The guidelines allow states make decisions, but Illinois officials say they are not ready


Tia Dufour

resident Donald J. Trump takes questions from the press during a coronavirus update briefing Sunday, April 19, 2020, in the James S. Brady Press Briefing Room of the White House.

Kyla Henige, News Editor

Though COVID-19 has put everything on hold in the United States, President Donald Trump called for states to start opening at their own pace.

In a press conference on April 16, Trump officially gave governors the right to decide whether or not their state is allowed to be opened, or if they will remain quarantined until further notice. “We already know we’ll be opening up states, some states sooner than others,” said Trump. “And we think some of the states can actually open up before the deadline of May 1. And I think that will be a very exciting time indeed.” 

Some essential workers, such as Truck Driver Peter Stocco, agree with the president and believe that Illinois should end the shelter in place as long as appropriate precautions are taken. 

“I believe Illinois should open up, because I feel that they are overreacting about a virus that isn’t as deadly as other viruses, and there are more deaths in other scenarios such as the flu or suicide than there is for COVID-19,” says Stocco. “I think that we should’ve never closed down any businesses because they don’t close for other severe viruses.”

Stocco then went on to explain how COVID-19 seems to be based on two key factors: politics, and the relationship between the United States and China. 

Guidelines have been given to the states on how to figure out whether they are in the clear to reopen, but some states such as Georgia took Trump’s announcement as a way of reopening almost immediately. Whereas states, such as Illinois, are continuing to follow social distancing, and may remain under quarantine throughout the month of May.

Some states that, if they don’t open up sooner rather than later, their economies sill suffer, and they will lose a lot of businesses, but some argue they’d rather lose those few businesses and have the country reopen safely, than risk having the virus restart.

Illinois doesn’t plan on reopening May 1. Instead, officials are going to wait and see if the curve goes down. Illinois Governor J.B. Pritzker hopes to get the state up and running by June. 

“I hope the reopening could occur before the end of May,” said Pritzker. “I think that the new normal that occurs here — and you know, I hope that it could occur before the end of May, but then again, it will be all based on whether people are getting sicker, and where we are in the curve.”

Trump’s guidelines outline a three-phase process, which will determine whether or not states should open. 

Phase one is the protocols that each state is taking right now, and if they go 14 days with a decrease in the number of cases, they can open up smaller areas such as churches but under strict policies, and move onto phase two. 

Phase two is where non-essential workers can go back to work, and places such as restaurants, schools, and other public areas can begin to open up. 

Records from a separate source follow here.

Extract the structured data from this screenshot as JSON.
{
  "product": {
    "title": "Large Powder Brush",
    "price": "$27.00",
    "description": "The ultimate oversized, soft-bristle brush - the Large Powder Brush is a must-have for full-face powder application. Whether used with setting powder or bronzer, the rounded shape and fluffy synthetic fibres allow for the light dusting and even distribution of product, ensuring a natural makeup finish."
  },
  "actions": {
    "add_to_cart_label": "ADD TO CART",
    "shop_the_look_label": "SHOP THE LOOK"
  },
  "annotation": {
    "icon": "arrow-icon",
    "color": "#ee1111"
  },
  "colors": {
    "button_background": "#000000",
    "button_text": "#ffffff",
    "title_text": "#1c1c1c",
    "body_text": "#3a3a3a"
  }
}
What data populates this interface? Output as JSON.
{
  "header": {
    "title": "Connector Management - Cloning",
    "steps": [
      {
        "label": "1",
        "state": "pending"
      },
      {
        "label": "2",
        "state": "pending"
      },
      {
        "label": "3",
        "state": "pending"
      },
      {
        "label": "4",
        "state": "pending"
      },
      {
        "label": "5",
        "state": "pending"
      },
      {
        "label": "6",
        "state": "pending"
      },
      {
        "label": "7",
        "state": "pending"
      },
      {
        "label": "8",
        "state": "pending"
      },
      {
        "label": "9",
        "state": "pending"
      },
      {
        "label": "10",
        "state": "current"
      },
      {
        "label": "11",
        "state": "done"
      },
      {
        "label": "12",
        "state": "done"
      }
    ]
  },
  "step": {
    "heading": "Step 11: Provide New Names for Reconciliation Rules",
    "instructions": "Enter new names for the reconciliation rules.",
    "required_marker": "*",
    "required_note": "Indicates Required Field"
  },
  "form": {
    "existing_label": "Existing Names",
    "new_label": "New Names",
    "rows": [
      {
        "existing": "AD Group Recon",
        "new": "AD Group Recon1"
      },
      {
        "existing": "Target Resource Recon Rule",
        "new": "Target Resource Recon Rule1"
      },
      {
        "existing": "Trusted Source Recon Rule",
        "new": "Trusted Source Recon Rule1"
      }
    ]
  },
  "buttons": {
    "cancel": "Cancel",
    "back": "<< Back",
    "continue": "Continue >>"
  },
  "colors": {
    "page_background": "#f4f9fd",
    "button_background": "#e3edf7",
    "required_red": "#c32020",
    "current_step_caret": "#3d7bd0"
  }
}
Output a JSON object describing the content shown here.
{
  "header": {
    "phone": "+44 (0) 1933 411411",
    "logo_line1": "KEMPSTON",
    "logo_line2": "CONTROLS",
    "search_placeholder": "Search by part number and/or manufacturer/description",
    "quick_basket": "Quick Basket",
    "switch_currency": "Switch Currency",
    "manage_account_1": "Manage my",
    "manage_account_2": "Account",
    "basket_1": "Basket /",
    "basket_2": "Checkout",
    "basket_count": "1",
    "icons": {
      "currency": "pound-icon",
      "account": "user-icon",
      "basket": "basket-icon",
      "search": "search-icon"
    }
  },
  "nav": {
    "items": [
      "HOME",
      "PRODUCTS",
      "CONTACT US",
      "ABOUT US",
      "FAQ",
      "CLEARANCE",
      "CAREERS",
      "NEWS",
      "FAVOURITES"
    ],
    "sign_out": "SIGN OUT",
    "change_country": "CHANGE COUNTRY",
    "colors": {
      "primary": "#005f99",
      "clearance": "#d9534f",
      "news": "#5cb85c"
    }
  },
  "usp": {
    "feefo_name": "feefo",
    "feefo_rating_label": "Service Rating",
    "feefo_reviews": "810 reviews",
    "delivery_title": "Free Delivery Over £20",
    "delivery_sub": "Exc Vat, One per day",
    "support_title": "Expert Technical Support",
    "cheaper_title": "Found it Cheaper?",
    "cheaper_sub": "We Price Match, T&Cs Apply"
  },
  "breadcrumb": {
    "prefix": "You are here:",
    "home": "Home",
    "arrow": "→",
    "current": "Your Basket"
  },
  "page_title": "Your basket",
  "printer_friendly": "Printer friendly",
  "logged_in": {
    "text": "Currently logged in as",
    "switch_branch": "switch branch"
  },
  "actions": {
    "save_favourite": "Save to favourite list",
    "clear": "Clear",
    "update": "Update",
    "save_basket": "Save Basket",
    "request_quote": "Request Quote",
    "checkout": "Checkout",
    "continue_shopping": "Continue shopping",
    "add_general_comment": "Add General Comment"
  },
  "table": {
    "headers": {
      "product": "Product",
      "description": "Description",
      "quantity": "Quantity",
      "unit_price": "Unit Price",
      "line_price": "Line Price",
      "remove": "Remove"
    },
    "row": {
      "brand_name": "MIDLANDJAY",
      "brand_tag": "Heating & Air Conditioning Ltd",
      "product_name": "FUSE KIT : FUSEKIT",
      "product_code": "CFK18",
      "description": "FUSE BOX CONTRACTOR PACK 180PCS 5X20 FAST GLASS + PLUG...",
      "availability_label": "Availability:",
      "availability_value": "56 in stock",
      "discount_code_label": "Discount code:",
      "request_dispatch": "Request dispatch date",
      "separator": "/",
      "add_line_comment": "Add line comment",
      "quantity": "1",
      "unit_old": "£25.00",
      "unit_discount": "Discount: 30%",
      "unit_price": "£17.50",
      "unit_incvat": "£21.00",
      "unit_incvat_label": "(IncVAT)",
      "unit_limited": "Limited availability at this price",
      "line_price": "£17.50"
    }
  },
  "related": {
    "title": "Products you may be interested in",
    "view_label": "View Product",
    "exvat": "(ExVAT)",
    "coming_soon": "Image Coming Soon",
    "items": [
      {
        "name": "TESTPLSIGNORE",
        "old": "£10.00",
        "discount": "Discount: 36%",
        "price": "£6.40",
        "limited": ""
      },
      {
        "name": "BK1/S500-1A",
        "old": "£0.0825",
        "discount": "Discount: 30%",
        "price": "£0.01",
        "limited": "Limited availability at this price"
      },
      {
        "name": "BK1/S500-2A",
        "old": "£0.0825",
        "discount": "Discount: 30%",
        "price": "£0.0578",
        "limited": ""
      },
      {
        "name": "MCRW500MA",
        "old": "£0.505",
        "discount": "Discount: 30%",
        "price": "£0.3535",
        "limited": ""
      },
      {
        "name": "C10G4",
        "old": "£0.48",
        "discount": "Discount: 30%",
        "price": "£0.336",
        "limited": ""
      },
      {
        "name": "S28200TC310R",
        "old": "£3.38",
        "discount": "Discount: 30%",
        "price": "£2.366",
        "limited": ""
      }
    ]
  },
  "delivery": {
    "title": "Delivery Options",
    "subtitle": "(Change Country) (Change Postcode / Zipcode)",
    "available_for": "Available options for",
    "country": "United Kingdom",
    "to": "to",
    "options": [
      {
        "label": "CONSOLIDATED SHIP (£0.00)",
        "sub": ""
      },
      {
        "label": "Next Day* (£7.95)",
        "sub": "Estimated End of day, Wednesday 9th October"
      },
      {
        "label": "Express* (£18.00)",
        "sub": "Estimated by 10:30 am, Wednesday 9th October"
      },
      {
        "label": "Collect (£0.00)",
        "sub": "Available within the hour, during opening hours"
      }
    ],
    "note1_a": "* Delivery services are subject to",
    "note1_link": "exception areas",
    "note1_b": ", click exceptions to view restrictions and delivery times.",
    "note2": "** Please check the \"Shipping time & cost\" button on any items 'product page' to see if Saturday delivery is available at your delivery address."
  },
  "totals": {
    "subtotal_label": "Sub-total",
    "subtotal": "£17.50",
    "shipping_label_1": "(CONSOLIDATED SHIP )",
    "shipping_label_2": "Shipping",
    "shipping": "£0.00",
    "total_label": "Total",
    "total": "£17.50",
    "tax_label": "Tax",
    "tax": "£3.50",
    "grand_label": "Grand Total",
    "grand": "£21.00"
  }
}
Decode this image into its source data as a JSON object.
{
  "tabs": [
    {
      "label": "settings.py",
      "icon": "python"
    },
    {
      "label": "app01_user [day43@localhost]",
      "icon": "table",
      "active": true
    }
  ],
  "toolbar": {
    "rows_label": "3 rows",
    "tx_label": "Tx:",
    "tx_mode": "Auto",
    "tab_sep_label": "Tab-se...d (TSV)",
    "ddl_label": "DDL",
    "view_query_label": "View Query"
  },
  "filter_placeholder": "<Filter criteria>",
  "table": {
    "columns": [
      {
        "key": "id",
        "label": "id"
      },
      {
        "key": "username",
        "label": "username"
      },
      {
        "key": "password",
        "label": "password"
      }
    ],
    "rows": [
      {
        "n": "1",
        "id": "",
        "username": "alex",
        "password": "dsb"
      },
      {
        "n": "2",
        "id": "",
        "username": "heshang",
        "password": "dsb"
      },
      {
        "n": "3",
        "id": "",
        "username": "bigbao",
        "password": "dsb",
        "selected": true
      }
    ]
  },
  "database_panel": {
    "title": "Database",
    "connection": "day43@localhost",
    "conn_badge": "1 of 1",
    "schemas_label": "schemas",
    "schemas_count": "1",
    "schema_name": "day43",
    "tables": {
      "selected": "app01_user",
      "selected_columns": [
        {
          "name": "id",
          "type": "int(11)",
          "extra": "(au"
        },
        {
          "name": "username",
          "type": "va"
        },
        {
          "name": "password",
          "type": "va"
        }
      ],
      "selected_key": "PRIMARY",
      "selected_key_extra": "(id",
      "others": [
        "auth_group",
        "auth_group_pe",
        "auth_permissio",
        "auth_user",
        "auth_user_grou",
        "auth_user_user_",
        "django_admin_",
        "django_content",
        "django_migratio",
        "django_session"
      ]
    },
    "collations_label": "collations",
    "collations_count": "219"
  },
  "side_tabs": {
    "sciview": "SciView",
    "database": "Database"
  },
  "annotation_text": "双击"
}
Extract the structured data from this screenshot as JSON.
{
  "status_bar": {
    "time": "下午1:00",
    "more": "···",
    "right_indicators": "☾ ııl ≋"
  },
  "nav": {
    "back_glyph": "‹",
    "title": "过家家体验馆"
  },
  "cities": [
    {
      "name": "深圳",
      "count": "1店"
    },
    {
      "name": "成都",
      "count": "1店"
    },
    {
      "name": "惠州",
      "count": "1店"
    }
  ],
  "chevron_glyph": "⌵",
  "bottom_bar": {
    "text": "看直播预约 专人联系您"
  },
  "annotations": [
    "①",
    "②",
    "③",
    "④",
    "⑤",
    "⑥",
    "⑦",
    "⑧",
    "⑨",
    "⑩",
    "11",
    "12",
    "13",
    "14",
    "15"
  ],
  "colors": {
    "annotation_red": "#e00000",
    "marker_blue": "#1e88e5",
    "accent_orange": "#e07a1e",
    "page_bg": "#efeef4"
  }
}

And after another 14 days of decreasing cases, states can move onto phase three where people can go out in public freely, resume to their normal lives and be unquarantined. But even after everyone’s life goes back to normal, it is recommended that everyone remains cautious, and make sure to keep yourself and families safe.

Even when states open up and everyone can resume their lives, the big question that remains is, “Will life go back to normal?”